Maintains Faulty Expectations of a Profession, a Career and a Business.
I was raised to expect that a profession would provide all of my material comfort, and that at some point I would cease having to defend or prove my expertise. I expected I could pursue a career ladder in my own best interests, and that there would always be a higher rung to reach for. I expected that as a businessman I would be expected to prioritize maximizing profit, at least slightly, ahead of all other considerations.
These unexamined expectations clash with my reality even during flush times, but significantly more so in the current economic climate, with an ever-expanding roster of gatekeepers to the work. The situation has become dire for some colleagues, and the volume of my work is trending in same direction. What happens when my profession can no longer provide the same income? How do I continue to provide customer-centered service while dealing with the financial hardship, the blow to my professional ego, and the feeling of betrayal by my industry?
I think that understanding and seriously altering my expectations, learning to live with less to the extent that I can, is the best thing I can do to avoid having to make choices out of desperation while I work with my community to make things better. I also wonder whether it’s viable to continue bringing new practitioners into the field, or into specific markets, expecting that we will all continue to be able to support ourselves solely as sign language interpreters.
The upshot: A schema roughly bounded by concepts like profession, career, and business fosters expectations of the rewards for my work- expectations of which I’m mostly unaware, yet which can thwart the interests of my customers.
Living With Duality
One last observation about this enemy in the mirror: he resists thinking about issues like these because he thinks they entail a life of constant apology.
I’m not sure I’ll ever fully understand my duality as both ally and enemy in the lives of Deaf people without some measure of guilt. Like many members of privileged groups, I hope to learn the right way to behave toward an oppressed group—once— and never again have to feel unsure of myself or guilty about my privilege. I seek constant validation as “one of the good ones.” I believe this takes a psychic toll on Deaf people, though—even those who know me well and truly value what I have to offer—when I deny there’s a shadow cast by even my worthiest efforts.

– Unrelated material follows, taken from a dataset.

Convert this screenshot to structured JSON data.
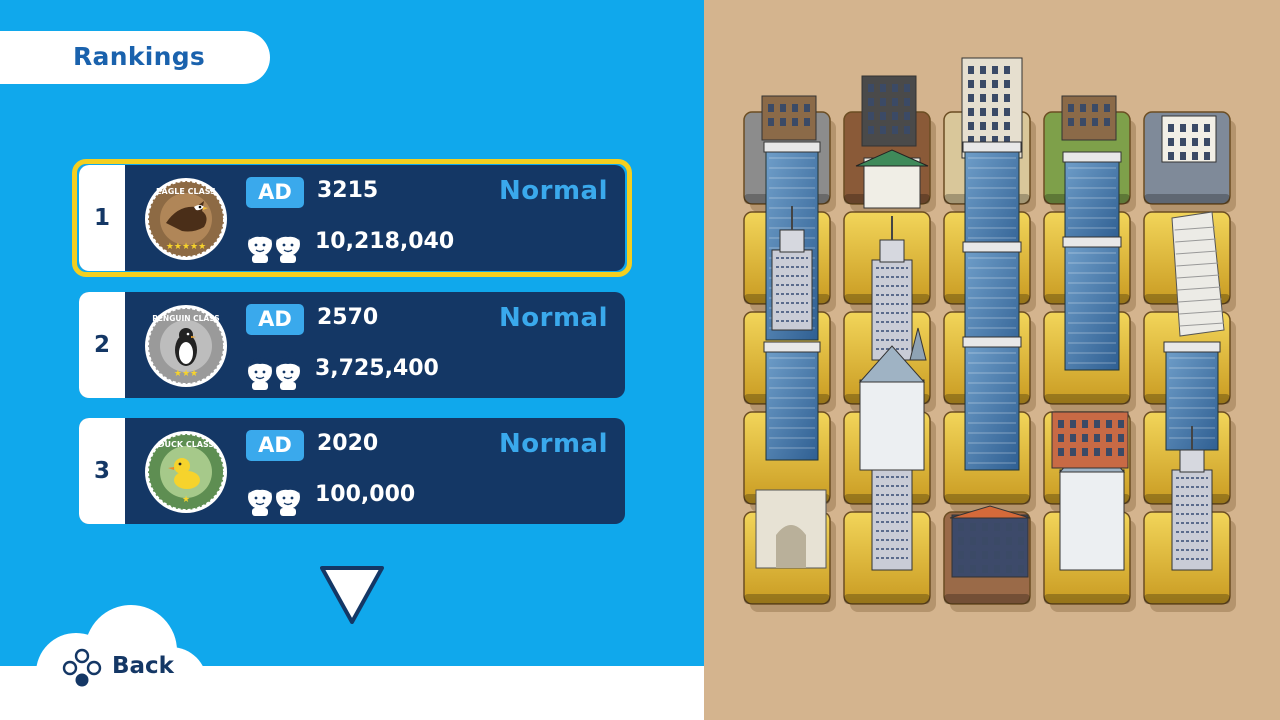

I can only hope to be an effective ally against an enemy opposing Deaf people’s interests when I understand how “he is us,” and in some ways always will be. When I demonstrate a fuller understanding of both what I give and what I take, it is returned by Deaf people, not with a sneering pleasure at my knowing my place, but with greater trust, friendship, and welcome.
Original article published by Street Leverage